With the demand for Egyptian garlic rising through the roof, it’s a good thing one exporter has doubled their production this year. It has led to a good season for the company. Challenges in logistics seem to be less prevalent in Egypt, as the exporter states they’ve been able to export their produce to any location they wanted.
The Egyptians are satisfied with their garlic season. Although the pandemic has caused its challenges, it has also brought opportunities for Egyptian fresh produce exporter El Rawan, says export specialist Gehan El Sherif: “The garlic season has been near perfect when it comes to demand, the Egyptian garlic has taken advantage of the opportunities this season. This advantage has made this season significantly better than the last one.”
A lot of companies have not been able to continue their exports due to the coronavirus. Although El Rawan had to slow down, they’re still able to export the same volumes, El Sherif explains. “The challenges this season are not like they normally are, as the world is facing the coronavirus. Most companies have stopped their operations completely, as for El Rawan, we have kept our operations running at 50 per cent. However, we’ve managed to maintain the same export capacity and are still able to send the product to far destinations without losing its high quality.”
“Thanks to our expansion, in which we gained multiple farms this season, we’ve doubled our production of dry garlic this season. Our other exportable produce, like potatoes, white beans, oranges and onions have had their production increased by 50 per cent. The countries that mainly import our Egyptian garlic are Russia, Romania, Poland, Croatia and Montenegro. However for the future I’m looking for export opportunities in South Africa, Brazil, Australia and countries in the Far East.”
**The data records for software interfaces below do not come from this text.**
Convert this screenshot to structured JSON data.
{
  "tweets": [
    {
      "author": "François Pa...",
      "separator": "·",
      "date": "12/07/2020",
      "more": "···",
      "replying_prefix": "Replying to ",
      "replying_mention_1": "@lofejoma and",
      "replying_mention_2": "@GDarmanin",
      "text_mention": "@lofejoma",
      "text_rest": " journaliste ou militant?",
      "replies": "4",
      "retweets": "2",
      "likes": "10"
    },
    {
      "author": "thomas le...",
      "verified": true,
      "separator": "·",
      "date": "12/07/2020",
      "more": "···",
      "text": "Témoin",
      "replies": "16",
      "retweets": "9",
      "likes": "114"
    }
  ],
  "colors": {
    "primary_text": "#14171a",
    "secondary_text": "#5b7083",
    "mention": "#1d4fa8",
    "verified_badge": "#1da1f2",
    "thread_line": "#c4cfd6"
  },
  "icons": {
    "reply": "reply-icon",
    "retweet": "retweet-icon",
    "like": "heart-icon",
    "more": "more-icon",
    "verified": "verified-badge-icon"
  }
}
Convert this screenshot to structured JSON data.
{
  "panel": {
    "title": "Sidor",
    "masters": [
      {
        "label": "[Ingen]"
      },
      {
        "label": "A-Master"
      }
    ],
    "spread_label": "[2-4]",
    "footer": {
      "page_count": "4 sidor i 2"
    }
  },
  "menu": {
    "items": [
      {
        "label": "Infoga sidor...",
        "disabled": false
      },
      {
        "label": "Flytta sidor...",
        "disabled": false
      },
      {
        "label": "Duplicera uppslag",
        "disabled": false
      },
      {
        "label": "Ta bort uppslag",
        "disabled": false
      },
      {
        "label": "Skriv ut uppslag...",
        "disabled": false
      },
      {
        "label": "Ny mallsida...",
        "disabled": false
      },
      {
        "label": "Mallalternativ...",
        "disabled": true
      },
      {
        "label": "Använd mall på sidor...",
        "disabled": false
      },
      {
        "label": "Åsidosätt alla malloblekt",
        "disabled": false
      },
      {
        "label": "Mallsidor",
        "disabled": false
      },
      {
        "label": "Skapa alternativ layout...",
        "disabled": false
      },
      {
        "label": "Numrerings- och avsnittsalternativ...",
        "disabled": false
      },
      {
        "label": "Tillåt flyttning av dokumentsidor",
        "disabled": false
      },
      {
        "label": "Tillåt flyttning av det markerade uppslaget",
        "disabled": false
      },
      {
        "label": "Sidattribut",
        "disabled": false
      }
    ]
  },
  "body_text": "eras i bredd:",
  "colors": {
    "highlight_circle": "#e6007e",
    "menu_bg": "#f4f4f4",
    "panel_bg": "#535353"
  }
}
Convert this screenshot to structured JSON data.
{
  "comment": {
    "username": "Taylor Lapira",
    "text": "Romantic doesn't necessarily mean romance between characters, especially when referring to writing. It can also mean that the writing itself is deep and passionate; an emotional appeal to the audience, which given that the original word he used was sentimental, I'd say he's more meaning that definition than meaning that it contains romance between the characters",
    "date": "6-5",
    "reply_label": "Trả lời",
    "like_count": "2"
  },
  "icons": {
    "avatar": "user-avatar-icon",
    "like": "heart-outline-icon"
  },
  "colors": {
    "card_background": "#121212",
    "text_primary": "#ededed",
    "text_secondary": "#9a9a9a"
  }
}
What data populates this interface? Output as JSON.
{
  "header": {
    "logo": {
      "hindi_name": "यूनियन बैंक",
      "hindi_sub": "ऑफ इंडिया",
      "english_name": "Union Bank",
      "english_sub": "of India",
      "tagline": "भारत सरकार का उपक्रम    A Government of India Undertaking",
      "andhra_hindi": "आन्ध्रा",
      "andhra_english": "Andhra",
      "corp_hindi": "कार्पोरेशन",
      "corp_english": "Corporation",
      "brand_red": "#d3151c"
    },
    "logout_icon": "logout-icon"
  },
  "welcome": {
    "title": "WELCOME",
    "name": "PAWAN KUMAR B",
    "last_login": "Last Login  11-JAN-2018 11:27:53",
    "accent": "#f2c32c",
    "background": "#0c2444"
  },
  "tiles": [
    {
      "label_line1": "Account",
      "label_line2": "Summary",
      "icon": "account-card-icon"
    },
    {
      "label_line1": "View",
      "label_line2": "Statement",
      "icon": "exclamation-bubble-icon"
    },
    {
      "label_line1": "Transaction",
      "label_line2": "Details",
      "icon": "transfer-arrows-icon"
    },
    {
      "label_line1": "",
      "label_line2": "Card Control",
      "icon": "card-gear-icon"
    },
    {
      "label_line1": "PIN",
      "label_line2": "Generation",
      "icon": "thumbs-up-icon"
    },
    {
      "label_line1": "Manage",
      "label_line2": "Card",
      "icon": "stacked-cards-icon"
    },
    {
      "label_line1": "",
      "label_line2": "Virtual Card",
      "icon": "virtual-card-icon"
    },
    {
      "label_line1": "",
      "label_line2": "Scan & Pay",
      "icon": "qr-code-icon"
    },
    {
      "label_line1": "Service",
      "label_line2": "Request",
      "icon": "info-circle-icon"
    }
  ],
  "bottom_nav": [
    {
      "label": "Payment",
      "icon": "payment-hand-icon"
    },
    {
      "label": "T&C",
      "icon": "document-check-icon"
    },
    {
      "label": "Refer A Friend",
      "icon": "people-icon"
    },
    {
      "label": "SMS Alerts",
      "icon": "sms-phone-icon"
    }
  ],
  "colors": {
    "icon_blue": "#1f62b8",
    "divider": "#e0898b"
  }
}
Other countries are having significant problems with the logistics of their operation, but Egypt seems to have been spared this problem. El Sherif states they’ve had no issues getting their produce on the vessels: “We have faced little issues when it comes to our forwarders providing us with containers. So we’ve been able to export to any market we had orders from. Distance was not a hindering factor either. Prices for Egyptian garlic more than doubled this season due to the coronavirus and the suspension of Chinese garlic exports. Demand skyrocketed because of this and prices rose accordingly. I do believe that in the upcoming months the market will stabilize and go back to normal. Not just for garlic, but any produce,” she concludes.